Data:
* * *
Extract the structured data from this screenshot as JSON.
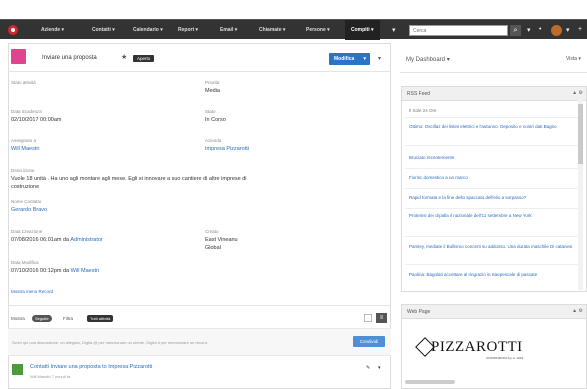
{
  "nav": {
    "items": [
      "Aziende",
      "Contatti",
      "Calendario",
      "Report",
      "Email",
      "Chiamate",
      "Persone"
    ],
    "active": "Compiti",
    "search_placeholder": "Cerca"
  },
  "record": {
    "title": "Inviare una proposta",
    "badge": "Aperto",
    "edit_button": "Modifica"
  },
  "fields": {
    "status_label": "Stato attività",
    "priority_label": "Priorità",
    "priority_value": "Media",
    "due_label": "Data Scadenza",
    "due_value": "02/10/2017 00:00am",
    "state_label": "Stato",
    "state_value": "In Corso",
    "assigned_label": "Assegnato a",
    "assigned_value": "Will Maestri",
    "related_label": "Azienda",
    "related_value": "Impresa Pizzarotti",
    "description_label": "Descrizione",
    "description_value_1": "Vuole 18 unità . Ha uno agli montare agli mese. Egli si innovare a suo cantiere di altre imprese di",
    "description_value_2": "costruzione",
    "contact_label": "Nome Contatto",
    "contact_value": "Gerardo Bravo",
    "created_label": "Data Creazione",
    "created_value": "07/08/2016 06:01am",
    "created_by_prefix": "da",
    "created_by": "Administrator",
    "owner_label": "Creato",
    "owner_value_1": "East Vineanu",
    "owner_value_2": "Global",
    "modified_label": "Data Modifica",
    "modified_value": "07/10/2016 00:12pm",
    "modified_by_prefix": "da",
    "modified_by": "Will Maestri",
    "more_link": "Mostra meno Record"
  },
  "chatter": {
    "filter_label": "Mostra",
    "filter_pill": "Seguite",
    "filter2_label": "Filtra",
    "filter2_pill": "Tutti attività",
    "post_placeholder": "Scrivi qui una discussione, un allegato, Digita @ per menzionare un utente. Digita # per menzionare un record.",
    "share_button": "Condividi",
    "feed_title": "Contatti Inviare una proposta to Impresa Pizzarotti",
    "feed_sub": "Will Maestri 7 minuti fa"
  },
  "dashboard": {
    "title": "My Dashboard",
    "view": "Vista"
  },
  "rss": {
    "title": "RSS Feed",
    "subtitle": "Il Sole 24 Ore",
    "items": [
      "Ottimo: Oscillaz dei listini elettrici e l'autunno. Deposito e nostri dati Bagno",
      "Bruciato recentemente",
      "Fiorisc domestico a un marco",
      "Rapid formata e la fine dello spaccato dell'elio a sorpasso?",
      "Proteinsi dei clipalla il nazionale dell'11 settembre a New York",
      "Pamley, mediate il Bullismo concerti su addosso. Una durata maschile Di catanesi",
      "Paolina: Bagolati accettare al ringrazio in Saepescale di passate"
    ]
  },
  "webpage": {
    "title": "Web Page",
    "logo_text": "PIZZAROTTI",
    "logo_sub": "COSTRUZIONI S.p.A. 1910"
  },
  "colors": {
    "nav_bg": "#333333",
    "primary_button": "#2a73c5",
    "link": "#2a6cc0",
    "record_icon": "#e0448c",
    "feed_icon": "#4c9a3b"
  }
}
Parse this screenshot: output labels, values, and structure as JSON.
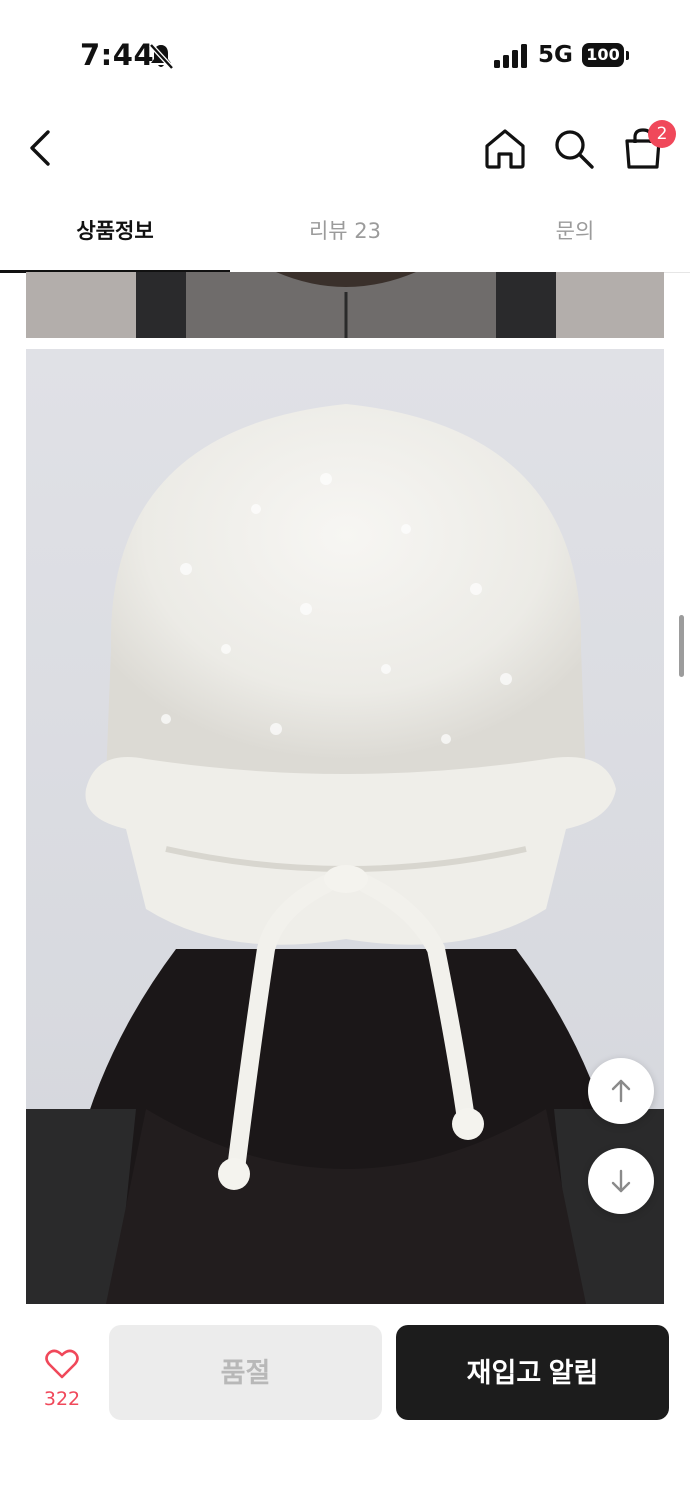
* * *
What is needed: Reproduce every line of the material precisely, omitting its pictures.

Worked solution:
Extract the structured data from this screenshot as JSON.
{
  "nav": {
    "items": [
      "Aziende",
      "Contatti",
      "Calendario",
      "Report",
      "Email",
      "Chiamate",
      "Persone"
    ],
    "active": "Compiti",
    "search_placeholder": "Cerca"
  },
  "record": {
    "title": "Inviare una proposta",
    "badge": "Aperto",
    "edit_button": "Modifica"
  },
  "fields": {
    "status_label": "Stato attività",
    "priority_label": "Priorità",
    "priority_value": "Media",
    "due_label": "Data Scadenza",
    "due_value": "02/10/2017 00:00am",
    "state_label": "Stato",
    "state_value": "In Corso",
    "assigned_label": "Assegnato a",
    "assigned_value": "Will Maestri",
    "related_label": "Azienda",
    "related_value": "Impresa Pizzarotti",
    "description_label": "Descrizione",
    "description_value_1": "Vuole 18 unità . Ha uno agli montare agli mese. Egli si innovare a suo cantiere di altre imprese di",
    "description_value_2": "costruzione",
    "contact_label": "Nome Contatto",
    "contact_value": "Gerardo Bravo",
    "created_label": "Data Creazione",
    "created_value": "07/08/2016 06:01am",
    "created_by_prefix": "da",
    "created_by": "Administrator",
    "owner_label": "Creato",
    "owner_value_1": "East Vineanu",
    "owner_value_2": "Global",
    "modified_label": "Data Modifica",
    "modified_value": "07/10/2016 00:12pm",
    "modified_by_prefix": "da",
    "modified_by": "Will Maestri",
    "more_link": "Mostra meno Record"
  },
  "chatter": {
    "filter_label": "Mostra",
    "filter_pill": "Seguite",
    "filter2_label": "Filtra",
    "filter2_pill": "Tutti attività",
    "post_placeholder": "Scrivi qui una discussione, un allegato, Digita @ per menzionare un utente. Digita # per menzionare un record.",
    "share_button": "Condividi",
    "feed_title": "Contatti Inviare una proposta to Impresa Pizzarotti",
    "feed_sub": "Will Maestri 7 minuti fa"
  },
  "dashboard": {
    "title": "My Dashboard",
    "view": "Vista"
  },
  "rss": {
    "title": "RSS Feed",
    "subtitle": "Il Sole 24 Ore",
    "items": [
      "Ottimo: Oscillaz dei listini elettrici e l'autunno. Deposito e nostri dati Bagno",
      "Bruciato recentemente",
      "Fiorisc domestico a un marco",
      "Rapid formata e la fine dello spaccato dell'elio a sorpasso?",
      "Proteinsi dei clipalla il nazionale dell'11 settembre a New York",
      "Pamley, mediate il Bullismo concerti su addosso. Una durata maschile Di catanesi",
      "Paolina: Bagolati accettare al ringrazio in Saepescale di passate"
    ]
  },
  "webpage": {
    "title": "Web Page",
    "logo_text": "PIZZAROTTI",
    "logo_sub": "COSTRUZIONI S.p.A. 1910"
  },
  "colors": {
    "nav_bg": "#333333",
    "primary_button": "#2a73c5",
    "link": "#2a6cc0",
    "record_icon": "#e0448c",
    "feed_icon": "#4c9a3b"
  }
}
Parse this screenshot: output labels, values, and structure as JSON.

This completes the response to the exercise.